The Defense POW/MIA Accounting Agency (DPAA) announced today that the remains of a U.S. serviceman, accounted-for from World War II, are being returned to his family for burial with full military honors.
Marine Corps Pfc. Francis E. Drake, Jr., 20, of Framingham, Massachusetts, accounted for on Aug. 28, 2017, will be buried May 25 in Springfield, Massachusetts. On October 9, 1942, Drake was a member of Company C, 1st Battalion, 7th Marines, 1st Marine Division, participating in a main offensive action in the Battle of Guadalcanal. After nearly two months of battle, the regiment completed their action, however Drake was killed in action. Two other Marines from Drake's battalion were reportedly interred in graves atop Hill 73, alongside him.
From 1947 through 1949, the American Graves Registration Service searched for isolated burials on Guadalcanal but did not associate any remains with Morrissey. Based on the lack of information, Drake was declared non-recoverable.
In 2011, Mr. Yorick Tokuru, a resident of Guadalcanal, Solomon Islands, located possible osseous remains near his home on the western edge of Skyline Ridge (Hill 73). A team of Royal Solomon Islands Police Force investigators excavated the site and turned recovered remains over to the state archaeologist. The archaeologist turned the remains over to Mr. John Innes, an Australian expert on the Battle of Guadalcanal, who in turn contacted the Joint POW/MIA Recovery Command (JPAC- now DPAA.)
On July 12, 2013, Mr. Ewan Stevenson, a Guadalcanal native living in New Zealand, contacted JPAC stating more remains had been recovered near the site of the 2011 recovery location.
On August 6, 2013, the remains were unilaterally turned over to JPAC for identification.
To identify Drake’s remains, scientists from DPAA used dental and anthropological analysis, as well as historical and material evidence.
DPAA is grateful to Mr. Yorick Tokuru, Mr. John Innes, Mr. Ewan Stevenson and the Solomon Islands government and police force for their assistance in this recovery.
Of the 16 million Americans who served in World War II, more than 400,000 died during the war. Currently there are 72,917 service members still unaccounted for from World War II (approximately 26,000 are assessed as possibly-recoverable). Drake’s name is recorded on the Walls of the Missing at the Manila American Cemetery, an American Battle Monuments Commission site in the Philippines, along with the other MIAs from WWII. A rosette will be placed next to his name to indicate he has been accounted for.

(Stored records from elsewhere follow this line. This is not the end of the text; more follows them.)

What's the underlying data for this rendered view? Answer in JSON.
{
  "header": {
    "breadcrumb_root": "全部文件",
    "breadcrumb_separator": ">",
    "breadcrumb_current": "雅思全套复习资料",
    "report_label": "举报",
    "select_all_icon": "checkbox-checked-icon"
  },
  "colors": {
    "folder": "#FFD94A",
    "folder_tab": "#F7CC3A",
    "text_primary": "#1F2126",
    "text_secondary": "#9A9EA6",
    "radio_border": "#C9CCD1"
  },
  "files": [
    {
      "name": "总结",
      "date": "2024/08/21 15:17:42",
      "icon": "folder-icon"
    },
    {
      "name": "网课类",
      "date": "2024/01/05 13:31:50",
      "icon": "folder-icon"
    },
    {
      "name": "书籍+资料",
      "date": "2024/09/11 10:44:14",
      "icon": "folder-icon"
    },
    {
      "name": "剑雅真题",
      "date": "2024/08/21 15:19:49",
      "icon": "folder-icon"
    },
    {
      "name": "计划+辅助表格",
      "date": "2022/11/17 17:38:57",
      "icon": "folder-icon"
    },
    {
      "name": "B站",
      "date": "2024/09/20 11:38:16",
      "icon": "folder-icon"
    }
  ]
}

For additional information on the Defense Department’s mission to account for Americans who went missing while serving our country, visit the DPAA website at www.dpaa.mil, find us on social media at www.facebook.com/dodpaa or call (703) 699-1420/1169.